== Dataset rows describing interfaces ==
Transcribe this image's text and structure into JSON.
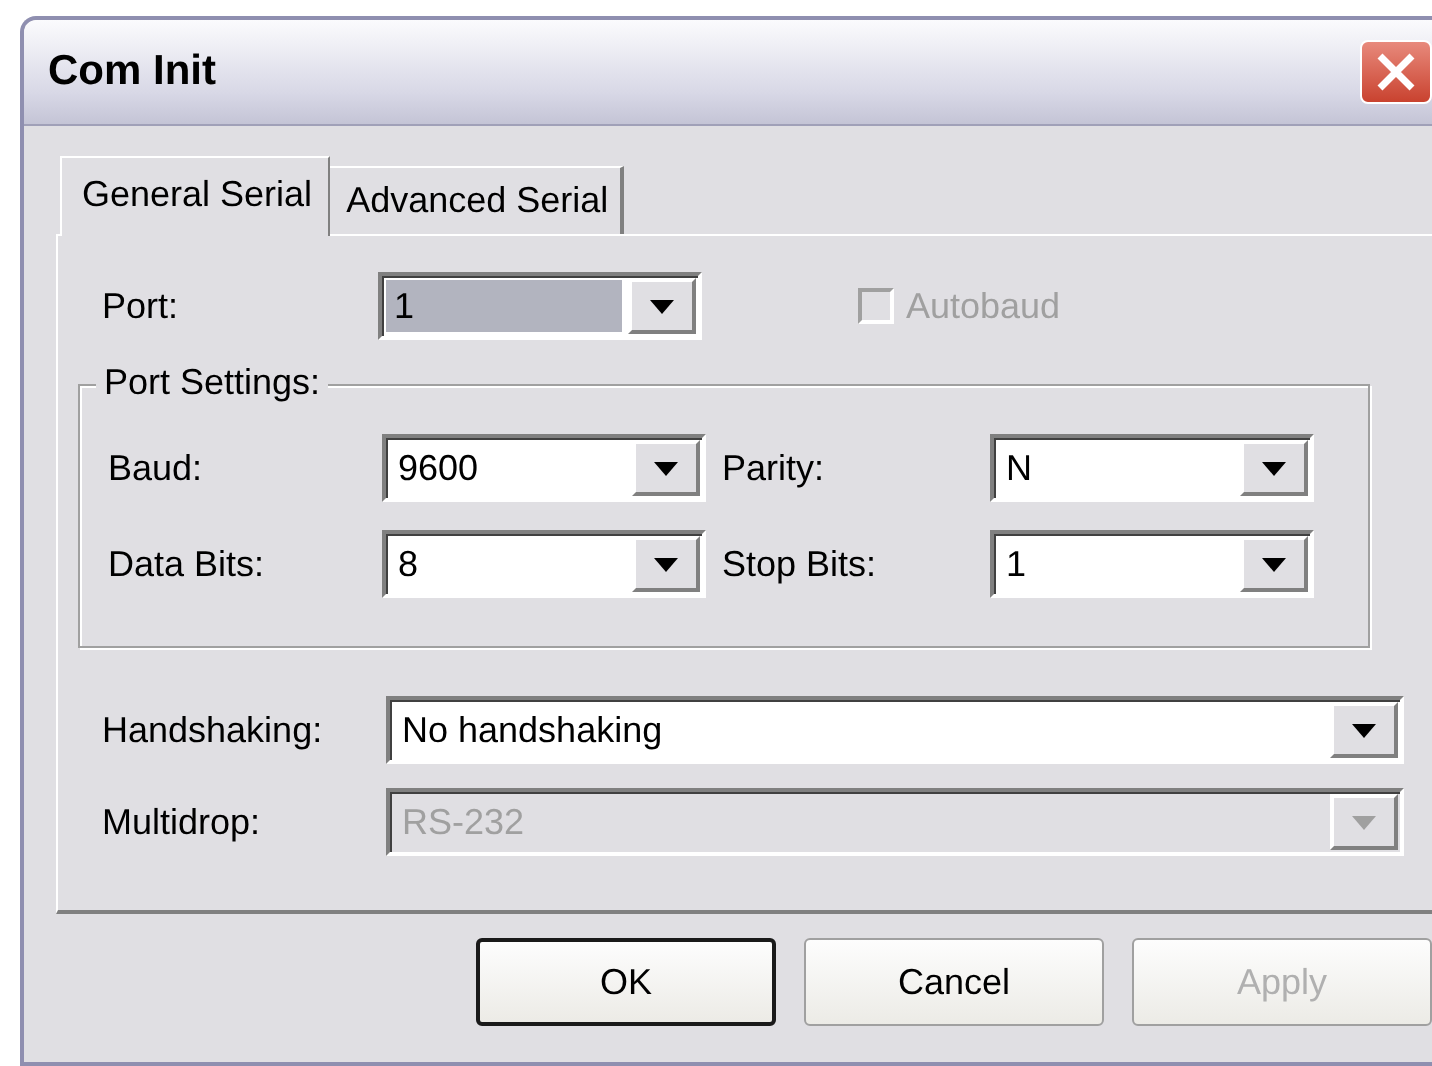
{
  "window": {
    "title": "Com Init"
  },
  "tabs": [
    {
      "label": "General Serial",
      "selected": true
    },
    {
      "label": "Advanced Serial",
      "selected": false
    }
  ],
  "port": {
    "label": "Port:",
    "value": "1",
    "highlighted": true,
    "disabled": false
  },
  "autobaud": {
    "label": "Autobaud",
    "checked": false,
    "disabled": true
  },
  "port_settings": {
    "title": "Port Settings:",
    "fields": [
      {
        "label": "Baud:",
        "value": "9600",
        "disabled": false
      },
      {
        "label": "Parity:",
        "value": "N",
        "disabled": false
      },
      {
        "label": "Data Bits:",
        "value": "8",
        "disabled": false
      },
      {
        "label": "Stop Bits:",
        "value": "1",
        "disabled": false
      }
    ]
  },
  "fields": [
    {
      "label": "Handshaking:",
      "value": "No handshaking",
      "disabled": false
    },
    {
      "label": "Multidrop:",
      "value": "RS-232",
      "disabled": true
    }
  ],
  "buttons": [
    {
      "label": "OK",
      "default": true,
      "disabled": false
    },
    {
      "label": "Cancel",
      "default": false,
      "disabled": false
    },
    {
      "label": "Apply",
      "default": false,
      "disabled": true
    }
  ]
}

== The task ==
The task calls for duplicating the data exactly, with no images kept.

== Reply to the task ==
Transcribe this image's text and structure into JSON.
{
  "window": {
    "title": "Com Init"
  },
  "tabs": [
    {
      "label": "General Serial",
      "selected": true
    },
    {
      "label": "Advanced Serial",
      "selected": false
    }
  ],
  "port": {
    "label": "Port:",
    "value": "1",
    "highlighted": true,
    "disabled": false
  },
  "autobaud": {
    "label": "Autobaud",
    "checked": false,
    "disabled": true
  },
  "port_settings": {
    "title": "Port Settings:",
    "fields": [
      {
        "label": "Baud:",
        "value": "9600",
        "disabled": false
      },
      {
        "label": "Parity:",
        "value": "N",
        "disabled": false
      },
      {
        "label": "Data Bits:",
        "value": "8",
        "disabled": false
      },
      {
        "label": "Stop Bits:",
        "value": "1",
        "disabled": false
      }
    ]
  },
  "fields": [
    {
      "label": "Handshaking:",
      "value": "No handshaking",
      "disabled": false
    },
    {
      "label": "Multidrop:",
      "value": "RS-232",
      "disabled": true
    }
  ],
  "buttons": [
    {
      "label": "OK",
      "default": true,
      "disabled": false
    },
    {
      "label": "Cancel",
      "default": false,
      "disabled": false
    },
    {
      "label": "Apply",
      "default": false,
      "disabled": true
    }
  ]
}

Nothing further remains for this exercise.